Males can readily be identified by the penis valve shape and the time of year. In females, the setae on dorsolateral edge of pronotum are as long as or longer than the diameter of an ocellus and the clypeus is more or less asymmetrical with the emargination approximately one half as deep as its median length. The hairs on the top of the head in both species are shorter than the diameter of an ocellus. See Heidemaa et al for key to separate the two.
Dolerus asper larvae feed on sedges and grasses.
GB IUCN Status: Data Deficient
GB Rarity Status: None
Distribution: England, Scotland, Wales (possibly Ireland)
Flight period: April to June
Plant associations: Cyperaceae (Carex, etc.) and Graminaceae (sedges and grasses)
Benson, R.B., 1952. Handbooks for the Identification of British Insects.
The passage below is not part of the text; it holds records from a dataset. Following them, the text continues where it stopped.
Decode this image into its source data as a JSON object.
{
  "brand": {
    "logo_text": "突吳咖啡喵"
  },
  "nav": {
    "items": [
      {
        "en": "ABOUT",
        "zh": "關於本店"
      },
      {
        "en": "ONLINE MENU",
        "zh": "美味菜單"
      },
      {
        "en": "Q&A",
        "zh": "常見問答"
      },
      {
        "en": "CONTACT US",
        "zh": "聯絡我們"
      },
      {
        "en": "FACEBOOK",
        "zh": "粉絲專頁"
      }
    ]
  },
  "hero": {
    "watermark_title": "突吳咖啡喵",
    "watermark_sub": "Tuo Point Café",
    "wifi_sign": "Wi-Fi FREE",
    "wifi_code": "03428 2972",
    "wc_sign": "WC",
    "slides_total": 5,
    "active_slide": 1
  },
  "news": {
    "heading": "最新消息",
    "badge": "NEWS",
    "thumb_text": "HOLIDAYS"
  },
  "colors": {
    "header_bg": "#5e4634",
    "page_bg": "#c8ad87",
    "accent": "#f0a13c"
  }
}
Hymenoptera, Symphyta, Vol 6, Section 2(a-c), Royal Entomological Society, London
Heidemaa, M.I.K.K., Nuorteva, M., Hantula, J. and Saarma, U., 2004. Dolerus asper Zaddach, 1859 and Dolerus brevicornis Zaddach, 1859 (Hymenoptera: Tenthredinidae), with notes on their phylogeny. European Journal of Entomology, 101(4), pp.637-650
Liston A, Knight G, Sheppard D, Broad G, Livermore L (2014) Checklist of British and Irish Hymenoptera - Sawflies, ‘Symphyta’. Biodiversity Data Journal 2: e1168. https://doi.org/10.3897/BDJ.2.e1168
Musgrove, A.J. 2023. A review of the status of sawflies of Great Britain - Phase 2: The Athaliidae and the Tenthredinidae (excluding Nematinae). Natural England, unpublished